Favorite artists and designers:
I used to want to be a photographer so I’m really into following other photographers and living vicariously through them. Kaley Cornett (Kaley from Kansas) is my favorite photographer. I have had the chance to work with her several times and the stories she tells through her images are so incredible. I love seeing things through her perspective. Mociun is the most talented jewelry designer I’ve ever come across. Her jewels make my heart beat faster! Britt Bass and Lulie Wallace are my two favorite painters.
Favorite American brands:
Herbivore Botanicals for body products in the most beautiful packaging. A MANO is an online shop featuring several American artists and I am proud to be part of those rotating collections.

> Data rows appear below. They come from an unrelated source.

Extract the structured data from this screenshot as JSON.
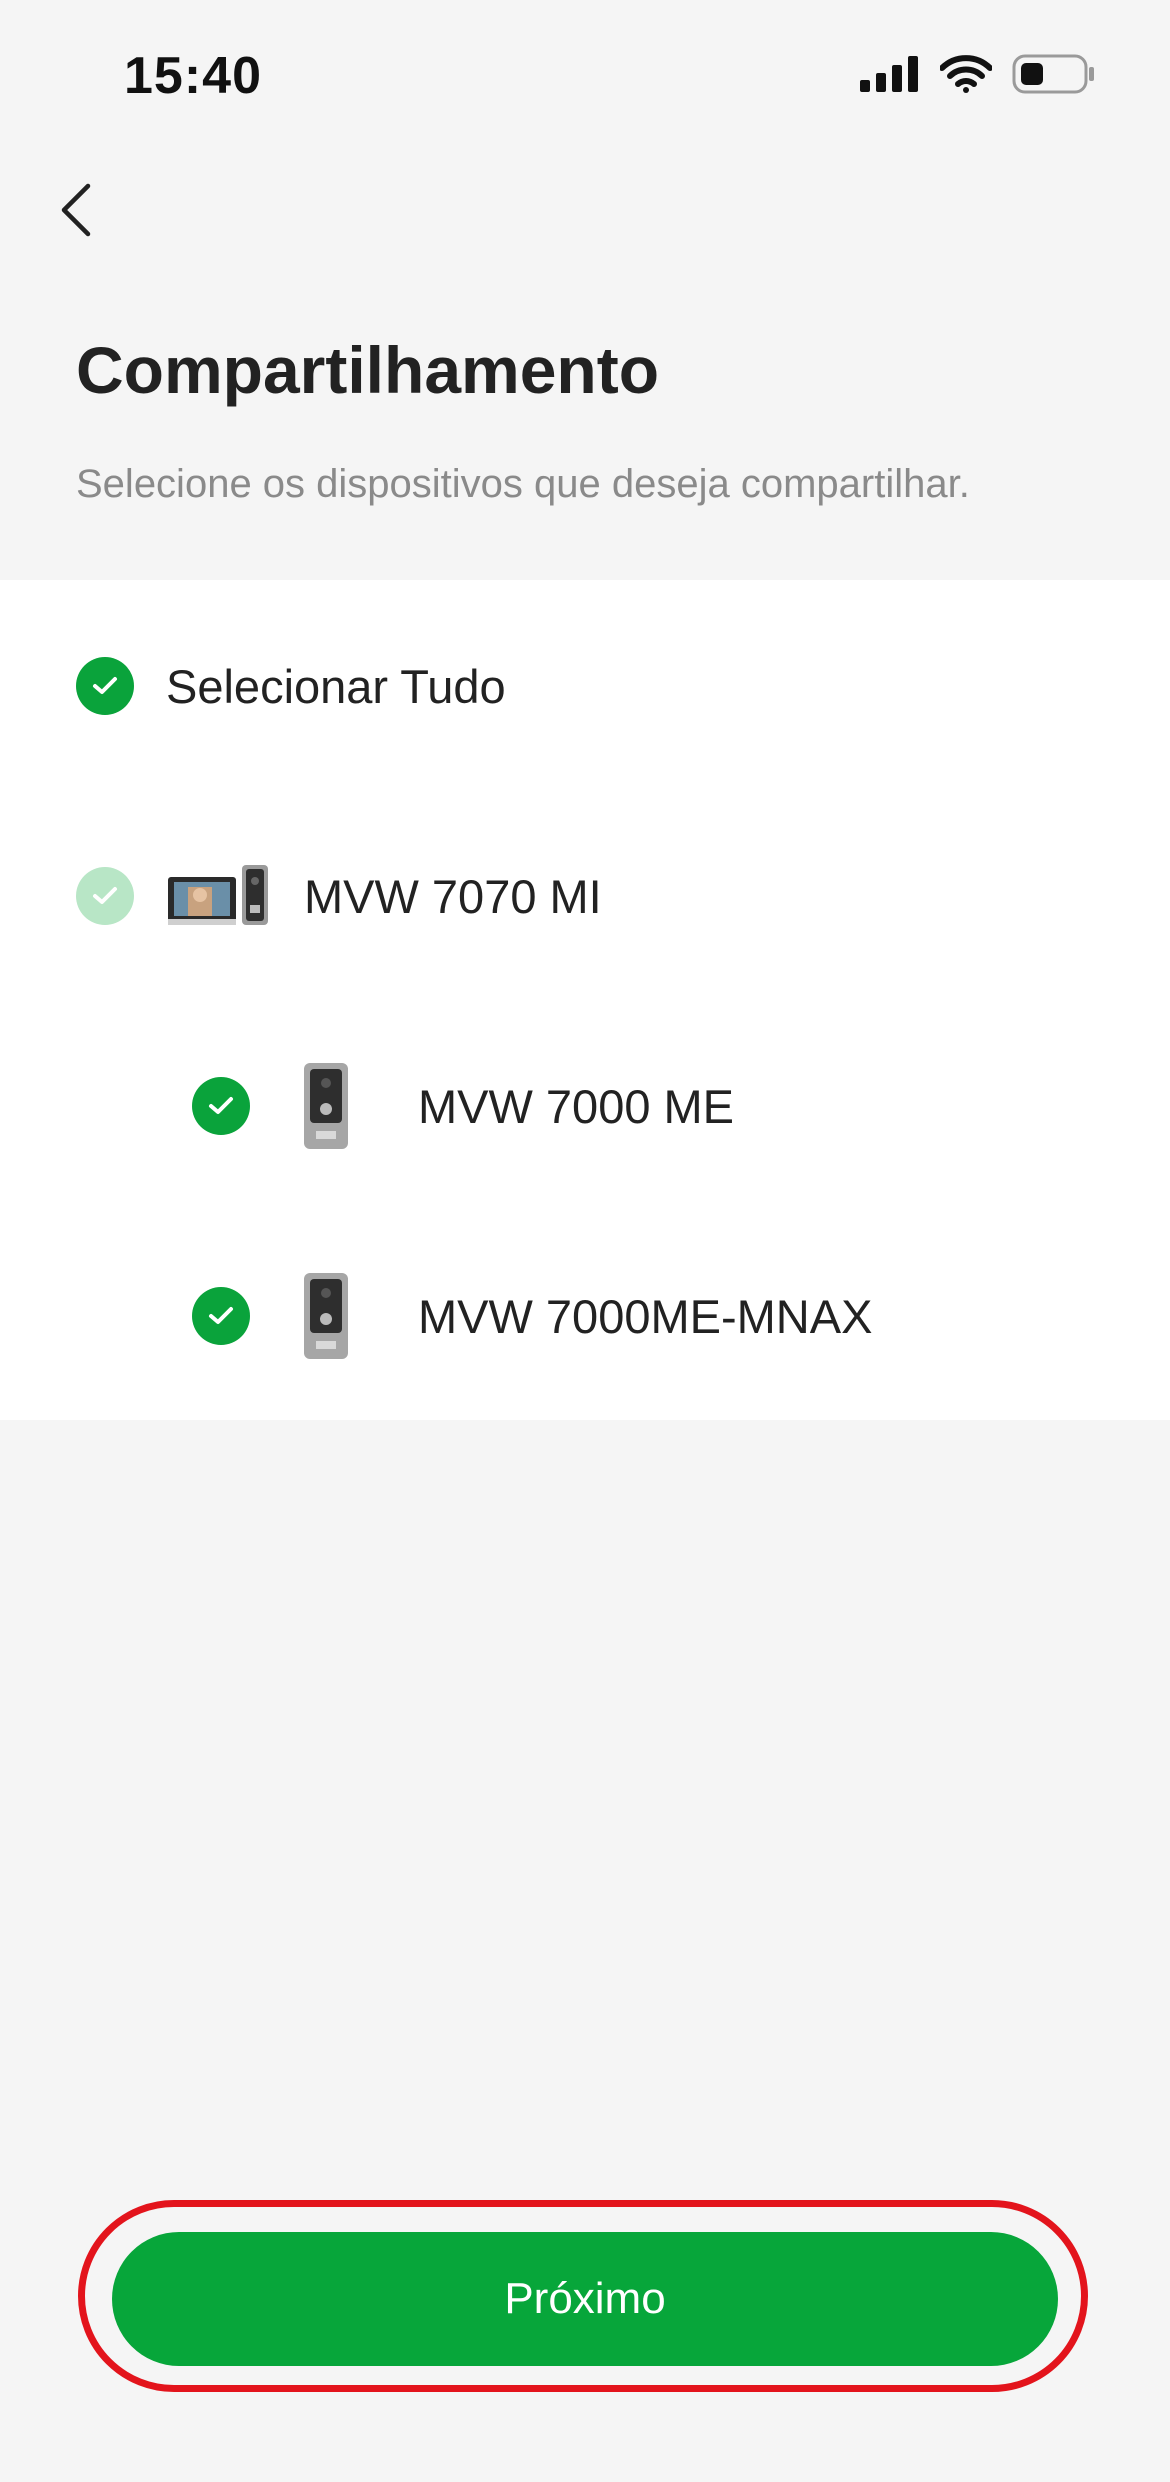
{
  "status_bar": {
    "time": "15:40",
    "icons": [
      "signal-icon",
      "wifi-icon",
      "battery-icon"
    ]
  },
  "header": {
    "back_icon": "chevron-left-icon",
    "title": "Compartilhamento",
    "subtitle": "Selecione os dispositivos que deseja compartilhar."
  },
  "devices": {
    "select_all": {
      "label": "Selecionar Tudo",
      "checked": true
    },
    "items": [
      {
        "label": "MVW 7070 MI",
        "checked": "partial",
        "icon": "monitor-kit-icon"
      },
      {
        "label": "MVW 7000 ME",
        "checked": true,
        "icon": "doorbell-icon"
      },
      {
        "label": "MVW 7000ME-MNAX",
        "checked": true,
        "icon": "doorbell-icon"
      }
    ]
  },
  "footer": {
    "next_label": "Próximo"
  },
  "colors": {
    "accent": "#07a63a",
    "check_partial": "#b8e6c6",
    "highlight": "#e3141c",
    "background": "#f5f5f5"
  }
}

Your most prized possession:
I have two rings that my dad gave my mom when they were dating. One is set with a ruby and small diamonds, and the other is a sapphire with small diamonds. I am always blown away by the jewelry my dad buys for my mom. He never needs help from his daughters! I am especially impressed knowing that he bought them when he was in college. He’s doing it right!
Favorite trip you've ever taken in the US and why?:
Washington D.C. It's so full of history, and I felt so much pride for my country, interest in our American roots, and excitement for where we’ll be in another few decades. There was so much to do there, I barely scratched the surface. I'm hoping to go back for a visit soon!
Five things that make you happiest:
Mornings, croissants, my boyfriend and dog, my job, and my friends and family.
NOTE: Emily will be selling at Urban Outfitters' pop up shop today from 2-7pm in Lawrence, Kansas and at Utilitarian Workshop's trunk show tomorrow (6-9pm) and Saturday (11am-7pm) in Kansas City, Missouri.